Charities have lambasted Iain Duncan Smith for his suggestion that some poor parents will buy alcohol and drugs rather than spending on their children.
The Work and Pensions Secretary argued that giving poor families money could feed parents' addictions in a keynote speech at the Kids Company charity in London today.
"For a poor family where the parents are suffering from addiction, giving them an extra pound in benefits might officially move them over the poverty line. But increased income from welfare transfers will not address the reason they find themselves in difficulty in the first place," he said.
"Worse still, if it does little more than feed the parents' addiction, it may leave the family more dependent not less, resulting in poor social outcomes and still deeper entrenchment. What such a family needs is that we treat the cause of their hardship - the drug addiction itself."
Mr Duncan Smith was accised of peddling "fiction", by Matthew Reed, chief executive of the Children’s Society.
He told the Huffington Post: "Millions of children up and down this country are living in poverty because their families do not have enough money to live on, access to decent housing or affordable childcare."
Rhian Beynon, from Family Action, said: "Iain Duncan Smith must not sideline income poverty. Money matters desperately to the families we support. Having enough income means food on the table and money in the meter.
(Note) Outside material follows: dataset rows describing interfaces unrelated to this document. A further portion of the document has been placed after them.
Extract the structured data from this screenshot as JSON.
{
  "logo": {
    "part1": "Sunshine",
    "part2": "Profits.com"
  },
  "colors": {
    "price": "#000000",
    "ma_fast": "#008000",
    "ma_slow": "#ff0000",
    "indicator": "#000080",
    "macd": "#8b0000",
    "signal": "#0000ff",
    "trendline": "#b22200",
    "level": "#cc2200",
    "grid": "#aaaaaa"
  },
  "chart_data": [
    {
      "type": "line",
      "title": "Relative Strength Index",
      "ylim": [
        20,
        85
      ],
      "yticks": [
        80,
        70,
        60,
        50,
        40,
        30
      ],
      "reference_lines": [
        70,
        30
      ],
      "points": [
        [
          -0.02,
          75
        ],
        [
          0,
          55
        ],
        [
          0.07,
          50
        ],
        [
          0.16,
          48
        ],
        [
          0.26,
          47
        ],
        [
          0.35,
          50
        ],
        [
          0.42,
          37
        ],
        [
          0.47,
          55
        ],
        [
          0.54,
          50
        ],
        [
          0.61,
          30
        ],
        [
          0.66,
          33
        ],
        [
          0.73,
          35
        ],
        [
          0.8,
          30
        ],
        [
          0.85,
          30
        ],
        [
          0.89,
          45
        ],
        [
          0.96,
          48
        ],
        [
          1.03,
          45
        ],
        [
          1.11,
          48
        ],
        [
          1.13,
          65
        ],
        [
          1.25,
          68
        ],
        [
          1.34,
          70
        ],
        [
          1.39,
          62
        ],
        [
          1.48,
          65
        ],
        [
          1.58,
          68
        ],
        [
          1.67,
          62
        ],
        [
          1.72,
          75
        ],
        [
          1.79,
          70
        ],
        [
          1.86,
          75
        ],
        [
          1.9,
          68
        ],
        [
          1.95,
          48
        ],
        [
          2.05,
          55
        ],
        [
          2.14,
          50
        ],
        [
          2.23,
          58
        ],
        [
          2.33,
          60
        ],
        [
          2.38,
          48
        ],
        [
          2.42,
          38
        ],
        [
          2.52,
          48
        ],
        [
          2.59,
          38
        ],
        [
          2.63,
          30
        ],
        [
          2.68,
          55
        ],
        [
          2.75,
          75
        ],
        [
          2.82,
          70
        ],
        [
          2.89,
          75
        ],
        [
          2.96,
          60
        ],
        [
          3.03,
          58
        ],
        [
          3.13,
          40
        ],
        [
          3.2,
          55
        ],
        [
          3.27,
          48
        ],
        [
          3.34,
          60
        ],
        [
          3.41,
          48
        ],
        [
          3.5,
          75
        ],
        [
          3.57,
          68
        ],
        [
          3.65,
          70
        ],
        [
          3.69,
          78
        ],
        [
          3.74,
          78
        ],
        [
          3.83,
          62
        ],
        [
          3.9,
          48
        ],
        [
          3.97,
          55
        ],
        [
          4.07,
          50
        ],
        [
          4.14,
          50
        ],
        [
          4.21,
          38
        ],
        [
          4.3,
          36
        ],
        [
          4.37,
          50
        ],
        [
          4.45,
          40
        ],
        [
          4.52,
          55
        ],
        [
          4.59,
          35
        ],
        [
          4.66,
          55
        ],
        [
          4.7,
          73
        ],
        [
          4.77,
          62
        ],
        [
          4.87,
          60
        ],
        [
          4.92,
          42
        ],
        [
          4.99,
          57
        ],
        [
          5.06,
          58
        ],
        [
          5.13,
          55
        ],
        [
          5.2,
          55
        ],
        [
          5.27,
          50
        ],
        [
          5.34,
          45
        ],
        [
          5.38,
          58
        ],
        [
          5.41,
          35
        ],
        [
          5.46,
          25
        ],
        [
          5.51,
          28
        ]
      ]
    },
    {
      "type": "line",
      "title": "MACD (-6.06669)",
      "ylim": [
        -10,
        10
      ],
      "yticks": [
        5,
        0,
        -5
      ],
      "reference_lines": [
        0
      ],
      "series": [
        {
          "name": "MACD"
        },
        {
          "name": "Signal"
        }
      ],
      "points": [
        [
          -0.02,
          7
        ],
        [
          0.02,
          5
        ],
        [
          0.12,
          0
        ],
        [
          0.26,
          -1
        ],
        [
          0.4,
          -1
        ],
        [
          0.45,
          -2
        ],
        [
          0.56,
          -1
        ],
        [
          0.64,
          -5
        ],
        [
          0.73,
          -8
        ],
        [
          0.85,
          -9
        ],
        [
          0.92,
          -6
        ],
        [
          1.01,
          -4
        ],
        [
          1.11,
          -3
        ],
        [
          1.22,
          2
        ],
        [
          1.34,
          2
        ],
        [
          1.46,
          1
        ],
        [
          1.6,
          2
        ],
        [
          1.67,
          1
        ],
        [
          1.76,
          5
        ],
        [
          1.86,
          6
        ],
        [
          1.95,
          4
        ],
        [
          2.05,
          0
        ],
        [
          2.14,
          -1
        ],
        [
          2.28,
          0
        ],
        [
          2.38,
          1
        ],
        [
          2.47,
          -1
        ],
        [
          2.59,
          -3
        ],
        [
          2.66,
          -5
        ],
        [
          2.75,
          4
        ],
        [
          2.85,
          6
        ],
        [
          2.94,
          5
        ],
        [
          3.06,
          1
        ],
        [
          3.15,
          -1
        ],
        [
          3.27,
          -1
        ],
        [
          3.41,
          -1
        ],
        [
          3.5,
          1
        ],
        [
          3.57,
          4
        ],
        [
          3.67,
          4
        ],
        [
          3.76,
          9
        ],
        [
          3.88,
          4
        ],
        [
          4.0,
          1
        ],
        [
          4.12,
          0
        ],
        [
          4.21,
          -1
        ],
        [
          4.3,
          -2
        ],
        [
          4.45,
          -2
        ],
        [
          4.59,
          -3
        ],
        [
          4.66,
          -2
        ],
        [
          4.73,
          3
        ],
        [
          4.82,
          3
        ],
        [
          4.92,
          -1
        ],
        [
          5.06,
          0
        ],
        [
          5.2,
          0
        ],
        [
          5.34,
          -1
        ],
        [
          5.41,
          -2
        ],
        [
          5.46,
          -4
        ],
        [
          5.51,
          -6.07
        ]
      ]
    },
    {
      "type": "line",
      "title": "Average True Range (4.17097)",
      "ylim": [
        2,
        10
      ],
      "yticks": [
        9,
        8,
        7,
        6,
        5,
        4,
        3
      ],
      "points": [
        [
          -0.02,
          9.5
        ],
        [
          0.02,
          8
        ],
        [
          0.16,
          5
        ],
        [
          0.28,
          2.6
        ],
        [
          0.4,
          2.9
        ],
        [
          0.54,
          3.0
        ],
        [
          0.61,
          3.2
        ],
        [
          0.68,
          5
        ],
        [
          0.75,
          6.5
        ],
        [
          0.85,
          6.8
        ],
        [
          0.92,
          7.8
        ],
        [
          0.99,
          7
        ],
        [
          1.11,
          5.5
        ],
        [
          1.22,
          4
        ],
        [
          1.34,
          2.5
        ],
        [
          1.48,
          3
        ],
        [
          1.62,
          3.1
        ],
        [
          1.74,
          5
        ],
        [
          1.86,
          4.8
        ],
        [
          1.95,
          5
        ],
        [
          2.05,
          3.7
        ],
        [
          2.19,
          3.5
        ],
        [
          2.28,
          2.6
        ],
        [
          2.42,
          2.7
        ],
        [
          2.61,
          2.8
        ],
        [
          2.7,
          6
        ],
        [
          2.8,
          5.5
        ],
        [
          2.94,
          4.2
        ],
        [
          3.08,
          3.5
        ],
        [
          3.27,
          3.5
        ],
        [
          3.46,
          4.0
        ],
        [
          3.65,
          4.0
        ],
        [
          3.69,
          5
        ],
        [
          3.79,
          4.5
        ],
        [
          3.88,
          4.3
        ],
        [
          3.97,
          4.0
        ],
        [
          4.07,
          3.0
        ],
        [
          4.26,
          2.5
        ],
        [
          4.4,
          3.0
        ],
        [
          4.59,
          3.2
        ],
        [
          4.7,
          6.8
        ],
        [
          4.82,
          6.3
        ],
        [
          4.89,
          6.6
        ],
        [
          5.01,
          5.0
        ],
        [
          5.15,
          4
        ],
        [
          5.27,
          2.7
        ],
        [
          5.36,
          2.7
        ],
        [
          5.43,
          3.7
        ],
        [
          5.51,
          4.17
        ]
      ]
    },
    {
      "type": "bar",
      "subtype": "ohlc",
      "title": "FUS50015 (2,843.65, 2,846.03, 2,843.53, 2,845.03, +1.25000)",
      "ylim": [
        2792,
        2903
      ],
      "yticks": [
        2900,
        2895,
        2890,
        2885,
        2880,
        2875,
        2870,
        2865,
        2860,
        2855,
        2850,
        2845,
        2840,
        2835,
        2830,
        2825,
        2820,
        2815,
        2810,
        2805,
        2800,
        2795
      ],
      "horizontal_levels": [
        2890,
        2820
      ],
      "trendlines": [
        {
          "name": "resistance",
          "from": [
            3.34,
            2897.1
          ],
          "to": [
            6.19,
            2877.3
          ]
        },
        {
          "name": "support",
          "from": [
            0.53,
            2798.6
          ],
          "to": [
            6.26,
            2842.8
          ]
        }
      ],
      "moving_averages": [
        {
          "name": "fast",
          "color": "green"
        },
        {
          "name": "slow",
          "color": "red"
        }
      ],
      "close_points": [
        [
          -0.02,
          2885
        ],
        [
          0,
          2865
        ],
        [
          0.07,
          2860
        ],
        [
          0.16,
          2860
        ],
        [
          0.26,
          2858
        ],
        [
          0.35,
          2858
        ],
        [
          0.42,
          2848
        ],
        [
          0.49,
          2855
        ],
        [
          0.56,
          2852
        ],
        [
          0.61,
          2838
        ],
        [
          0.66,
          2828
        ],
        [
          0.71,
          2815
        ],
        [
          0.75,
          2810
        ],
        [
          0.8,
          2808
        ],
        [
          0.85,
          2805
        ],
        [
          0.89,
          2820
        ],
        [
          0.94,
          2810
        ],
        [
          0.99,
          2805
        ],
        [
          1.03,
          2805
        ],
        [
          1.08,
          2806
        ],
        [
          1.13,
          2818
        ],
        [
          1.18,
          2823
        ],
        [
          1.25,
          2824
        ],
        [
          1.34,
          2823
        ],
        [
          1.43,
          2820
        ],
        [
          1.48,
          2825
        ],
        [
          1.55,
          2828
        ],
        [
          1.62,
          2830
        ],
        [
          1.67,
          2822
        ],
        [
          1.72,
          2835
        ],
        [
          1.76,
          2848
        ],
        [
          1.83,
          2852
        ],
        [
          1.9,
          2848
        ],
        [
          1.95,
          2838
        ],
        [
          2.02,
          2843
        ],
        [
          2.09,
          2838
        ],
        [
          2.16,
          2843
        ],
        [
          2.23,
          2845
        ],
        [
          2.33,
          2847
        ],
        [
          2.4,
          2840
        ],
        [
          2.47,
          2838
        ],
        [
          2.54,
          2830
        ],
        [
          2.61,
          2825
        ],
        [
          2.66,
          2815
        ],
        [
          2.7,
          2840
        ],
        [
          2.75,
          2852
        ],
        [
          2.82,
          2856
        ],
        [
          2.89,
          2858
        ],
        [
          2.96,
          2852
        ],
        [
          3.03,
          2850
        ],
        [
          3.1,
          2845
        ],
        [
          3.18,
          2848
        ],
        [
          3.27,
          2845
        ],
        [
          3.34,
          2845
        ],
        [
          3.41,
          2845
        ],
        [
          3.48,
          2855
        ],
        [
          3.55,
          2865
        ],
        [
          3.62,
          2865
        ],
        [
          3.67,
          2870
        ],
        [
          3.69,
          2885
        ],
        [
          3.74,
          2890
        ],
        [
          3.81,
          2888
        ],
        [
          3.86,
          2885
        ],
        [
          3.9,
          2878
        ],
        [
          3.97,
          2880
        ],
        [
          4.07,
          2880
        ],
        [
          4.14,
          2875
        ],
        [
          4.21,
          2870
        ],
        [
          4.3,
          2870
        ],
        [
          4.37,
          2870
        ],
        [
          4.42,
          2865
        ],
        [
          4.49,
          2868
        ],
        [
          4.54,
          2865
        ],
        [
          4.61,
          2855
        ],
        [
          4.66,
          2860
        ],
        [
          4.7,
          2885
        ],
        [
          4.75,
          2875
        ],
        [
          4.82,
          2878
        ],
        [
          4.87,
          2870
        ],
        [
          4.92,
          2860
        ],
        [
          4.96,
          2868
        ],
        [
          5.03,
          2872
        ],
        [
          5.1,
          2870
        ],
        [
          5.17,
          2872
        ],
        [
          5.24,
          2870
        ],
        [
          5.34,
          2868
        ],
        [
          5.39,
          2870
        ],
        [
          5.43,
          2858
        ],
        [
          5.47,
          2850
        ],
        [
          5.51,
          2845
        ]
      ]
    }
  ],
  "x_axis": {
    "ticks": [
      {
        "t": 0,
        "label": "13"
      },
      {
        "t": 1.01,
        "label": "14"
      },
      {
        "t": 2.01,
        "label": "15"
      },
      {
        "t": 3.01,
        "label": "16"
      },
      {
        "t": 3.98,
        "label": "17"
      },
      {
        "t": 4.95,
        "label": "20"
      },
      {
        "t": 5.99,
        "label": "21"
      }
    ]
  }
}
"We already have a child poverty measure - changing the goal posts will not benefit those families in and out of work struggling to keep their heads above water."